Exercise description:
Gather each line of the records where "duration" appears.

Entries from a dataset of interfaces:
◆ ◆ ◆ ◆

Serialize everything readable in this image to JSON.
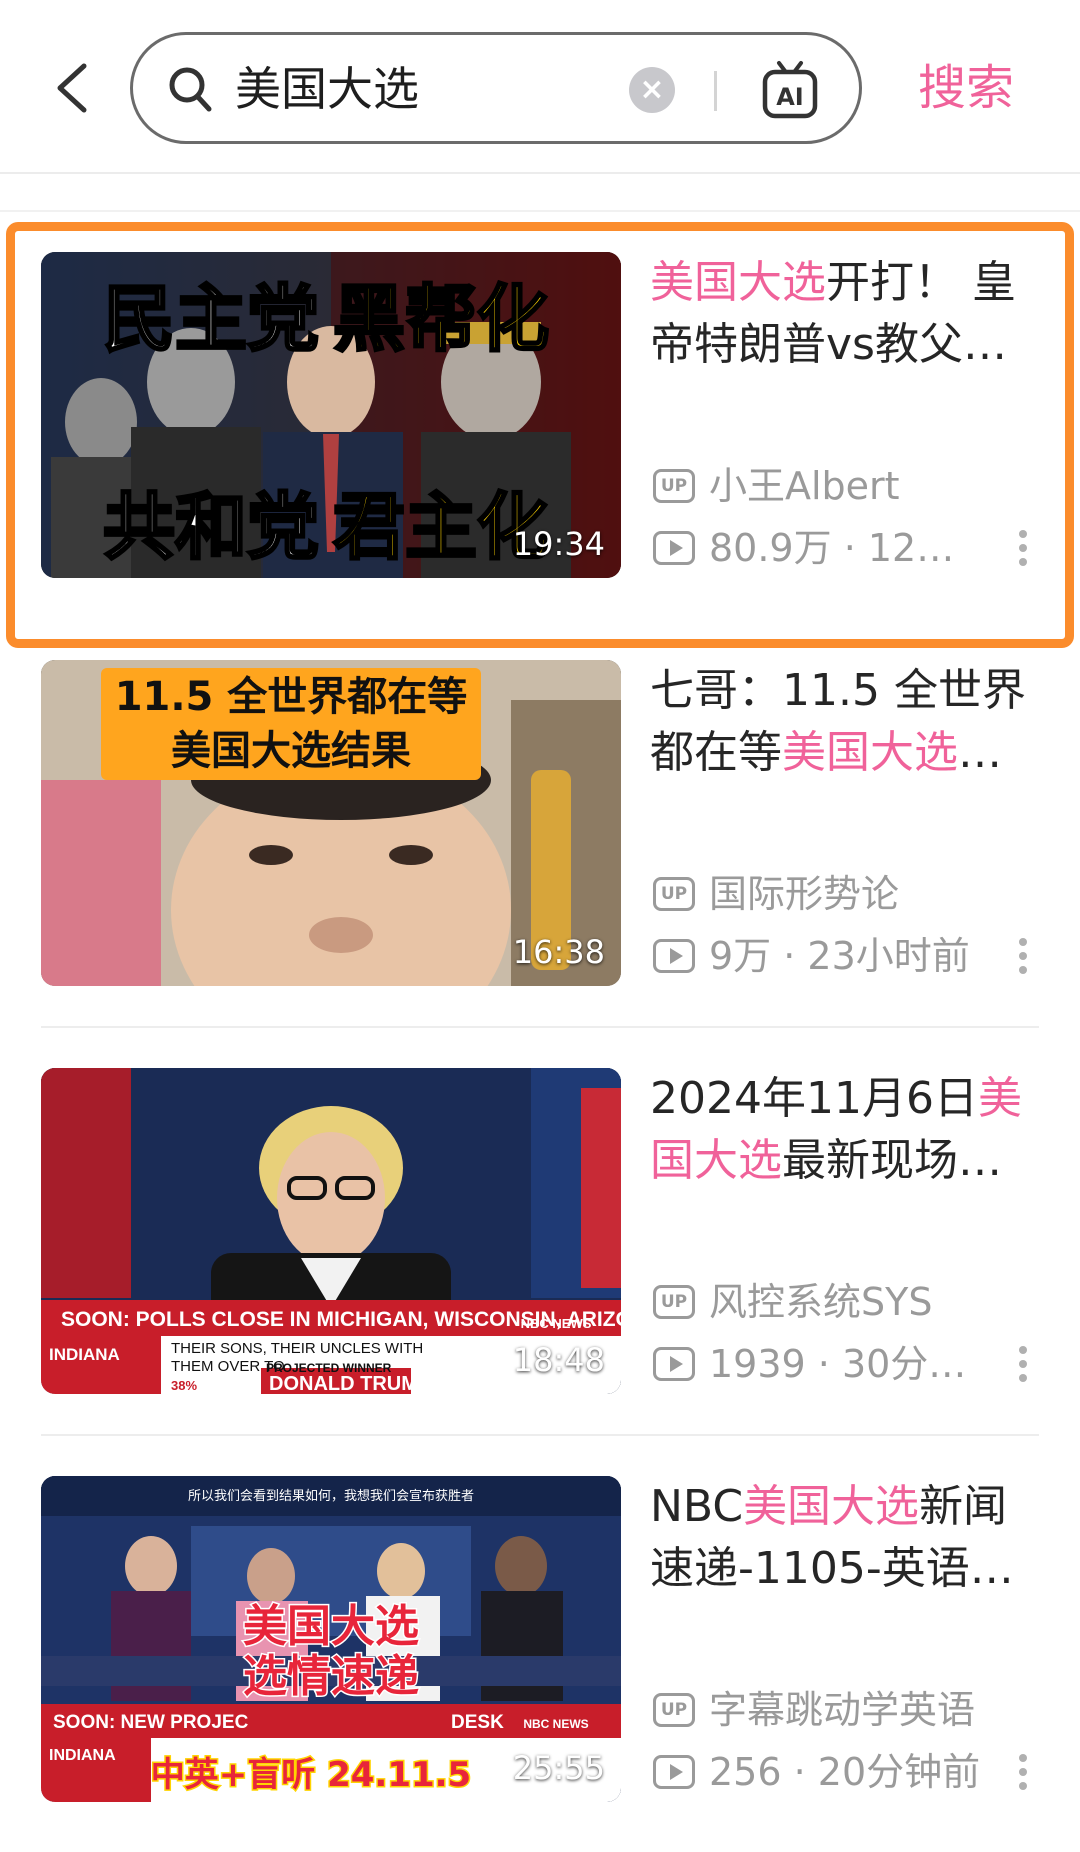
{
  "header": {
    "search_query": "美国大选",
    "clear_label": "×",
    "ai_label": "AI",
    "search_button": "搜索"
  },
  "results": [
    {
      "title_highlight": "美国大选",
      "title_rest": "开打！ 皇帝特朗普vs教父…",
      "title_pre": "",
      "uploader": "小王Albert",
      "stats": "80.9万 · 12…",
      "duration": "19:34",
      "thumb_text_top": [
        "民主党",
        "黑帮化"
      ],
      "thumb_text_bottom": [
        "共和党",
        "君主化"
      ]
    },
    {
      "title_pre": "七哥：11.5 全世界都在等",
      "title_highlight": "美国大选",
      "title_rest": "…",
      "uploader": "国际形势论",
      "stats": "9万 · 23小时前",
      "duration": "16:38",
      "thumb_text_top": [
        "11.5 全世界都在等"
      ],
      "thumb_text_bottom": [
        "美国大选结果"
      ]
    },
    {
      "title_pre": "2024年11月6日",
      "title_highlight": "美国大选",
      "title_rest": "最新现场…",
      "uploader": "风控系统SYS",
      "stats": "1939 · 30分…",
      "duration": "18:48",
      "ticker": [
        "SOON: POLLS CLOSE IN MICHIGAN, WISCONSIN, ARIZONA",
        "NBC NEWS",
        "INDIANA",
        "THEIR SONS, THEIR UNCLES WITH",
        "THEM OVER TO",
        "PROJECTED WINNER",
        "DONALD TRUMP",
        "38%"
      ]
    },
    {
      "title_pre": "NBC",
      "title_highlight": "美国大选",
      "title_rest": "新闻速递-1105-英语…",
      "uploader": "字幕跳动学英语",
      "stats": "256 · 20分钟前",
      "duration": "25:55",
      "thumb_text_top": [
        "美国大选"
      ],
      "thumb_text_bottom": [
        "选情速递"
      ],
      "thumb_caption": "所以我们会看到结果如何，我想我们会宣布获胜者",
      "thumb_sub": "中英+盲听 24.11.5",
      "ticker": [
        "SOON: NEW PROJEC",
        "DESK",
        "NBC NEWS",
        "INDIANA"
      ]
    }
  ],
  "colors": {
    "accent_pink": "#f0629a",
    "highlight_orange": "#fb8c2c",
    "meta_gray": "#9a9a9a"
  }
}
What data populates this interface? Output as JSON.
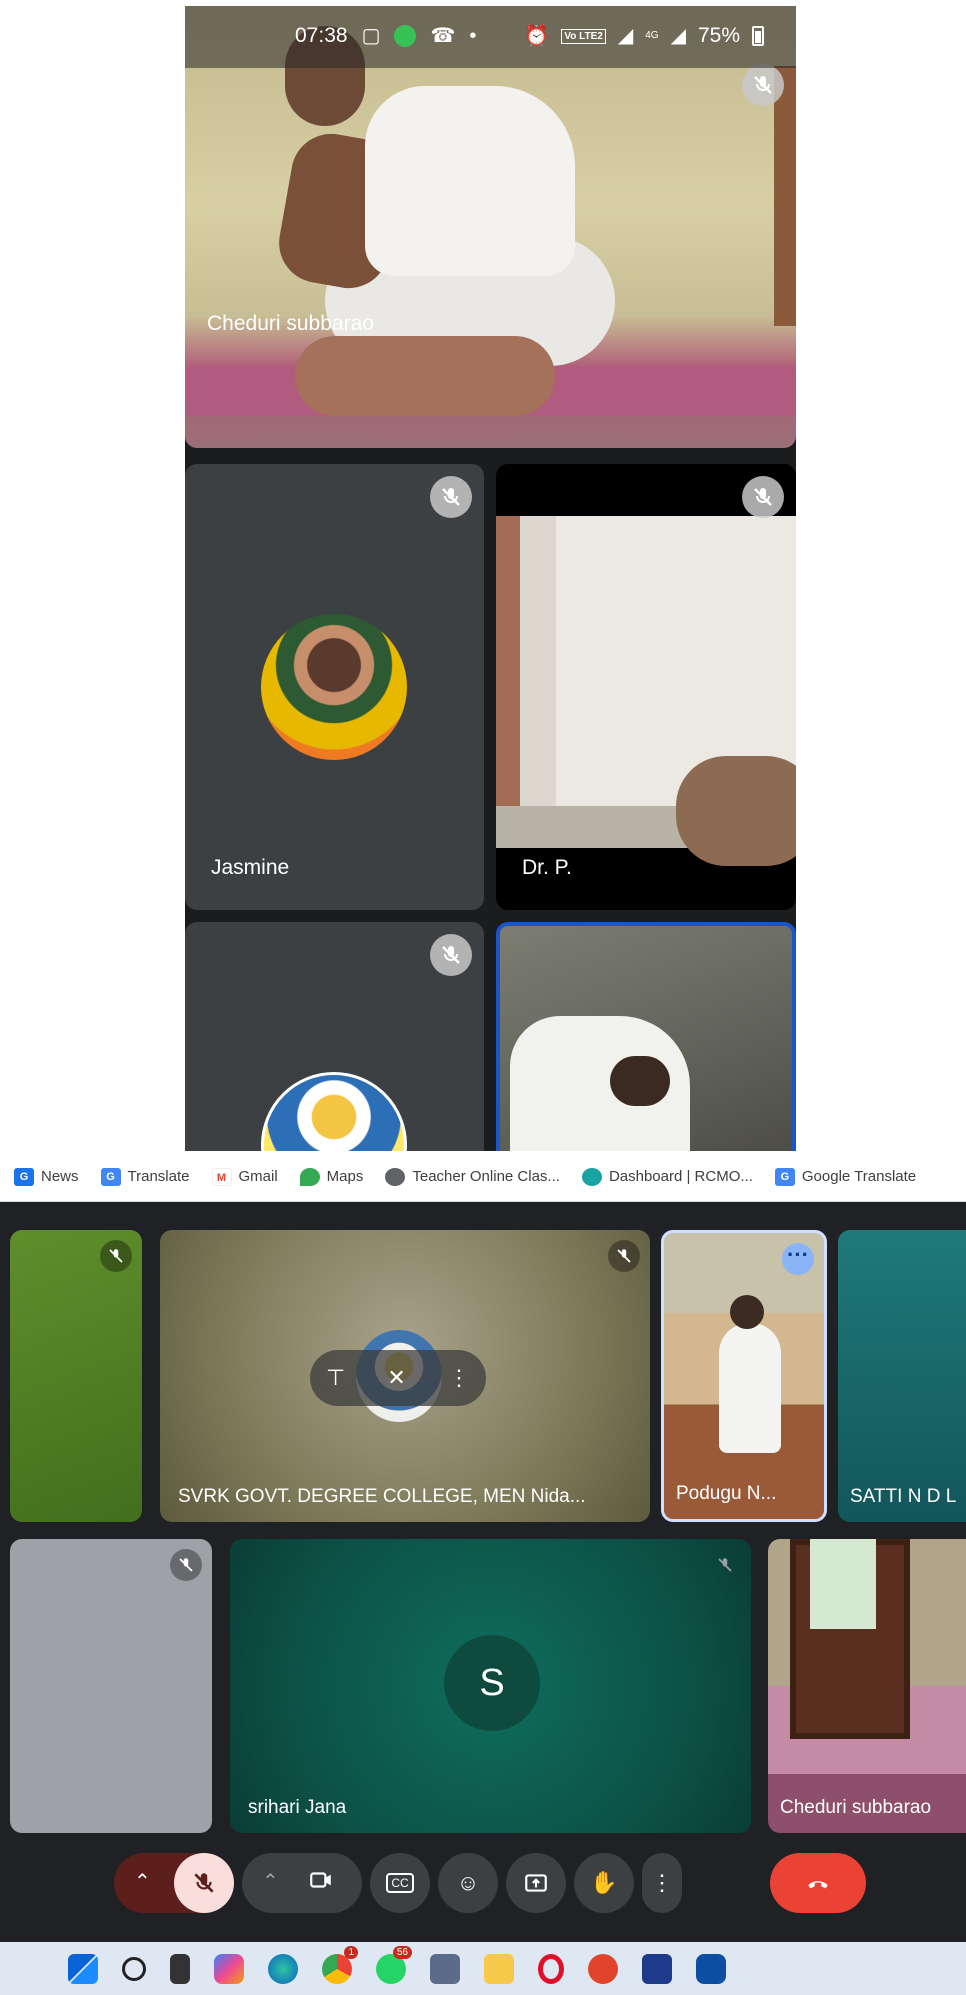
{
  "phone": {
    "status_bar": {
      "time": "07:38",
      "battery": "75%",
      "network": "Vo LTE2",
      "signal_label": "4G"
    },
    "tiles": [
      {
        "name": "Cheduri subbarao",
        "muted": true,
        "kind": "video"
      },
      {
        "name": "Jasmine",
        "muted": true,
        "kind": "avatar"
      },
      {
        "name": "Dr. P.",
        "muted": true,
        "kind": "video"
      },
      {
        "name": "",
        "muted": true,
        "kind": "avatar"
      },
      {
        "name": "",
        "muted": false,
        "kind": "video",
        "active": true
      }
    ]
  },
  "laptop": {
    "bookmarks": [
      {
        "label": "News",
        "icon": "news-icon",
        "color": "#1a73e8"
      },
      {
        "label": "Translate",
        "icon": "translate-icon",
        "color": "#4285f4"
      },
      {
        "label": "Gmail",
        "icon": "gmail-icon",
        "color": "#ea4335"
      },
      {
        "label": "Maps",
        "icon": "maps-icon",
        "color": "#34a853"
      },
      {
        "label": "Teacher Online Clas...",
        "icon": "globe-icon",
        "color": "#5f6368"
      },
      {
        "label": "Dashboard | RCMO...",
        "icon": "dashboard-icon",
        "color": "#1aa3a3"
      },
      {
        "label": "Google Translate",
        "icon": "translate-icon",
        "color": "#4285f4"
      }
    ],
    "tiles": [
      {
        "name": "",
        "muted": true
      },
      {
        "name": "SVRK GOVT. DEGREE COLLEGE, MEN Nida...",
        "muted": true,
        "pinned_menu": true
      },
      {
        "name": "Podugu N...",
        "muted": false
      },
      {
        "name": "SATTI N D L",
        "muted": false
      },
      {
        "name": "",
        "muted": true
      },
      {
        "name": "srihari Jana",
        "muted": true,
        "avatar_letter": "S"
      },
      {
        "name": "Cheduri subbarao",
        "muted": false
      }
    ],
    "controls": {
      "mic": "mic-off-icon",
      "camera": "camera-icon",
      "captions": "CC",
      "emoji": "emoji-icon",
      "present": "present-icon",
      "raise_hand": "hand-icon",
      "more": "more-vert-icon",
      "leave": "call-end-icon"
    },
    "taskbar_badges": {
      "chrome": "1",
      "whatsapp": "56"
    }
  },
  "colors": {
    "meet_bg": "#202124",
    "tile_bg": "#3c4043",
    "leave_red": "#ea4335",
    "active_border": "#1a56c9"
  }
}
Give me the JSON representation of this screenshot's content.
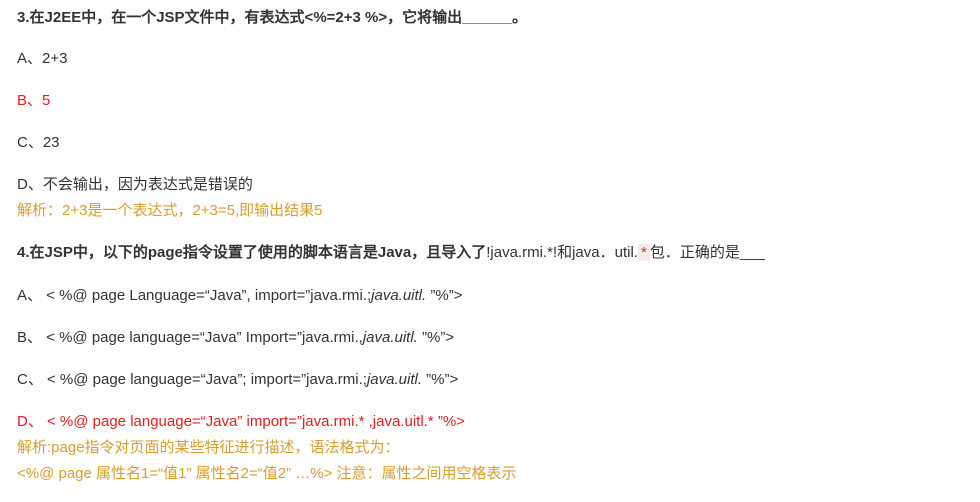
{
  "q3": {
    "title": "3.在J2EE中，在一个JSP文件中，有表达式<%=2+3 %>，它将输出______。",
    "options": [
      "A、2+3",
      "B、5",
      "C、23",
      "D、不会输出，因为表达式是错误的"
    ],
    "explanation": "解析：2+3是一个表达式，2+3=5,即输出结果5"
  },
  "q4": {
    "title_bold": "4.在JSP中，以下的page指令设置了使用的脚本语言是Java，且导入了",
    "title_normal_1": "!java.rmi.*!和java．util.",
    "title_highlight": "*",
    "title_normal_2": "包．正确的是___",
    "option_a_prefix": "A、 < %@ page Language=“Java”, import=”java.rmi.;",
    "option_a_italic": "java.uitl.",
    "option_a_suffix": " ”%”>",
    "option_b_prefix": "B、 < %@ page language=“Java” Import=”java.rmi.,",
    "option_b_italic": "java.uitl.",
    "option_b_suffix": " ”%”>",
    "option_c_prefix": "C、 < %@ page language=“Java”; import=”java.rmi.;",
    "option_c_italic": "java.uitl.",
    "option_c_suffix": " ”%”>",
    "option_d": "D、 < %@ page language=“Java” import=”java.rmi.* ,java.uitl.* ”%>",
    "explanation_1": "解析:page指令对页面的某些特征进行描述，语法格式为：",
    "explanation_2": "<%@ page 属性名1=“值1” 属性名2=“值2” …%> 注意：属性之间用空格表示"
  }
}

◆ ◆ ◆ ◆

Response for this exercise:
      "duration": "19:34",
      "duration": "16:38",
      "duration": "18:48",
      "duration": "25:55",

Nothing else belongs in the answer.